_Your instructions_
Read through the material below and copy each line in which the word "accent" occurs.

_Dataset records_

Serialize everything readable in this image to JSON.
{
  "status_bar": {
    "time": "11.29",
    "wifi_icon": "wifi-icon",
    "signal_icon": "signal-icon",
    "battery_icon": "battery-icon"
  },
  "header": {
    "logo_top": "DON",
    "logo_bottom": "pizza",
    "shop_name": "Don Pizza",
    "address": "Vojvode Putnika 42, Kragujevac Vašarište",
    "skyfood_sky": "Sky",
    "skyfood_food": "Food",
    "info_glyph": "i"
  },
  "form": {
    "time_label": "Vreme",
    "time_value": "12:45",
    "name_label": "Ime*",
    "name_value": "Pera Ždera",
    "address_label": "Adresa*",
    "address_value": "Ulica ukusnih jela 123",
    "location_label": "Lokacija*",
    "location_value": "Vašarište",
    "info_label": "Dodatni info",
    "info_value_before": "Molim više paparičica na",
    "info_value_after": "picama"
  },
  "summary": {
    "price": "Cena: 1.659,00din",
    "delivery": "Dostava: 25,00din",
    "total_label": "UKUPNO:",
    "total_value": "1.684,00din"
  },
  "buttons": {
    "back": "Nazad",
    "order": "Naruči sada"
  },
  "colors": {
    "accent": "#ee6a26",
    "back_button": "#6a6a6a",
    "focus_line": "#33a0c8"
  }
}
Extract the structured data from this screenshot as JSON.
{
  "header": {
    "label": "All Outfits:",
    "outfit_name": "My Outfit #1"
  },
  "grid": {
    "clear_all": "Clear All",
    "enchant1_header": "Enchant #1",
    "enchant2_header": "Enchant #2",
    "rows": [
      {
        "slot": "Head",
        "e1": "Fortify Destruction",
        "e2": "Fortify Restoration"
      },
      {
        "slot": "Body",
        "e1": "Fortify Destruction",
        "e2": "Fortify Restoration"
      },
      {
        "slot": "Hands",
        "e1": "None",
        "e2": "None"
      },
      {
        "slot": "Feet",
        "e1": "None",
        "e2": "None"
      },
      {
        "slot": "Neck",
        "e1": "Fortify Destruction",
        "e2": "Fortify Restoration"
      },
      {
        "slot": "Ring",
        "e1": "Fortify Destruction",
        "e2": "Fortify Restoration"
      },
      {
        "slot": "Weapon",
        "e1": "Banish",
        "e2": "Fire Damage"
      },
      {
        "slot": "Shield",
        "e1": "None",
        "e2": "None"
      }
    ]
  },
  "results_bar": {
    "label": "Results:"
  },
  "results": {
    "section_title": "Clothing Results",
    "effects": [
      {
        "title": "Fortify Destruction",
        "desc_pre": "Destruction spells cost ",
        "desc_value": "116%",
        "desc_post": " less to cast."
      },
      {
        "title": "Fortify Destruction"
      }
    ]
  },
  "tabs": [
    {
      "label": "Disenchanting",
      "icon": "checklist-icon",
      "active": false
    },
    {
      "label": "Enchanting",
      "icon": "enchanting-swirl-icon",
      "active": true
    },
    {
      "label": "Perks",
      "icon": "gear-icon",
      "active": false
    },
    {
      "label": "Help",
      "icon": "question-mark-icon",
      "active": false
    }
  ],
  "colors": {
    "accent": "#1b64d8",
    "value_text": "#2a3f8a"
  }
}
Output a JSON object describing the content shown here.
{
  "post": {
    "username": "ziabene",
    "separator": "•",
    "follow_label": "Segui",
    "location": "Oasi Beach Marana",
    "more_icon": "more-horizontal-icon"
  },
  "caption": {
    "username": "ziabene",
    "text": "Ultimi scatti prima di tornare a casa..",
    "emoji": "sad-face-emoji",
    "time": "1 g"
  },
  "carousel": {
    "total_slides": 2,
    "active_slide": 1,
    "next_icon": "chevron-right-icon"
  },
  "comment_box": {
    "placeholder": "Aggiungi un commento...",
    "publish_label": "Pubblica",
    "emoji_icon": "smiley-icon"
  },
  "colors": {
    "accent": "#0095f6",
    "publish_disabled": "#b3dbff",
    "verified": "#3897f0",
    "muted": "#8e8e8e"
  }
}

_Your solution_
    "accent": "#ee6a26",
    "accent": "#1b64d8",
    "accent": "#0095f6",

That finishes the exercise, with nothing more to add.